Monday, October 28, 2013

Rating averages (mean values) are definitely useful and they are, above all, very easy to interpret and communicate. They provide a very simple measure of the overall ratings provided by different respondents. Their main drawback is that they do not convey the level of agreement (or disagreement) between the different raters.

Primalogik 360 uses graphs and statistics to provide better insight into the level of agreement/disagreement behind an average.



Statistics and Frequency Distribution graphs


Frequency distribution graphs

They are easy to read and interpret. A quick glance at a graph allows you see if there's a disagreement or not (responses are scattered through the rating scale). They also allow you to identify if there are responses on the extremes. We've added frequency distribution graphs to Primalogik 360 back in june. They are easily accessible through the 360-degree survey report and they are included in the PDF report as well.

Standard deviation and coefficient of variation

We've just added these two statistical measures as an additional tool for response analysis. Both the standard deviation and the coefficient of variation provide an indication of how far the different responses are from the average.

The standard deviation shows how much variation from the average exists.
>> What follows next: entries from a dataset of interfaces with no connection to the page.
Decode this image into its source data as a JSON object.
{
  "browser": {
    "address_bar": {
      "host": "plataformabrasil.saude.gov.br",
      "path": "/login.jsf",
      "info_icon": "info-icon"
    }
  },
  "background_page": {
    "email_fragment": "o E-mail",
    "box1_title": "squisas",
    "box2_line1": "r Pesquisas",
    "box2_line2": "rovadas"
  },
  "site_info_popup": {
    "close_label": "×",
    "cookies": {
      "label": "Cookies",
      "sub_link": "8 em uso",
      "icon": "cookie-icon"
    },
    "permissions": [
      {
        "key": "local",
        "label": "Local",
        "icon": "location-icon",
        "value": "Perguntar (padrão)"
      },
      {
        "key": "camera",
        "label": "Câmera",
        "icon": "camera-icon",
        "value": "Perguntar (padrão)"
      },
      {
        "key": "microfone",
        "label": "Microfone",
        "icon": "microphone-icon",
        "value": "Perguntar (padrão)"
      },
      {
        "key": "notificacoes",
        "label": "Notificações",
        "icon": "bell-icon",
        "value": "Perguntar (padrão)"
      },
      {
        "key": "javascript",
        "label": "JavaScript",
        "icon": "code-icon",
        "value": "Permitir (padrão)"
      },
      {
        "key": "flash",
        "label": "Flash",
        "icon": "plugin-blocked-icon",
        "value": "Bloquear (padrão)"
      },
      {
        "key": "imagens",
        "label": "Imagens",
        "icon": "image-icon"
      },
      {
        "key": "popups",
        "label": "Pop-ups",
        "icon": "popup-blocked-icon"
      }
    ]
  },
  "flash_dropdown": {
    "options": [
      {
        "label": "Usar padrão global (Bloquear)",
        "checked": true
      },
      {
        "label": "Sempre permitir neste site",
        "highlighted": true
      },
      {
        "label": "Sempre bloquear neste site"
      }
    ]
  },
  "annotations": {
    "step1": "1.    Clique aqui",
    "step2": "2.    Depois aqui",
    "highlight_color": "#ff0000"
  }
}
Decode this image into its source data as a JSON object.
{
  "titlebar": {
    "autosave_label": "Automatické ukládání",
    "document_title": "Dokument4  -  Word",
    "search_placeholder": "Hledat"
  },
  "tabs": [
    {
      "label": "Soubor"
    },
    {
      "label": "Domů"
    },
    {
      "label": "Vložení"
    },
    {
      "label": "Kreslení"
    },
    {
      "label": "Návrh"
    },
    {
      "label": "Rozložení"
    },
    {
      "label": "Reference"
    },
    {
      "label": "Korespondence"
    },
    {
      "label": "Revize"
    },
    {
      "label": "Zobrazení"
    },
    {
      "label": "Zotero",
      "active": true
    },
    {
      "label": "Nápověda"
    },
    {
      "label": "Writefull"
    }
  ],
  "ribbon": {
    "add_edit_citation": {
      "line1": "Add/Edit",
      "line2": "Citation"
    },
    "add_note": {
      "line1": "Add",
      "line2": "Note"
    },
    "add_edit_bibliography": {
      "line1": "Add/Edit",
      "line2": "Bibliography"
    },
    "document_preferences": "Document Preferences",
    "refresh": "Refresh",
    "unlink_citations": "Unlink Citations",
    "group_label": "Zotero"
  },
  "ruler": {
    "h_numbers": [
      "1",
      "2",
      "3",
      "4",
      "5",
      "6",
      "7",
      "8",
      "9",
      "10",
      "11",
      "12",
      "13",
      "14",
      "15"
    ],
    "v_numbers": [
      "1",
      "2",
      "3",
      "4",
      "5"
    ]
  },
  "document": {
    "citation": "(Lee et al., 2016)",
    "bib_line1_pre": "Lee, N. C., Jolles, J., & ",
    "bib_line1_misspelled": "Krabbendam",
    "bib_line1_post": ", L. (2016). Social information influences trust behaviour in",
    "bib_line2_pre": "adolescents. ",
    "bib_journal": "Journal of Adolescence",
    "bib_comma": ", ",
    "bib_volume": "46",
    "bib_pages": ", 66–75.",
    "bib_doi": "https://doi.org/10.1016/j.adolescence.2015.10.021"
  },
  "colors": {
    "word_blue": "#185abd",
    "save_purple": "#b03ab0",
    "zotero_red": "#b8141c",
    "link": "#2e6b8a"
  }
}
A low standard deviation indicates that the data points tend to be very close to the average (mean); a high standard deviation indicates that the data points are spread out over a large range of values. 
[wikipedia]

The coefficient of variation is a normalized measure of dispersion of the frequency distribution. The coefficient of variation is useful because the standard deviation of data must always be understood in the context of the mean of the data. In contrast, the actual value of the CV is independent of the unit in which the measurement has been taken, so it is a dimensionless number. [wikipedia]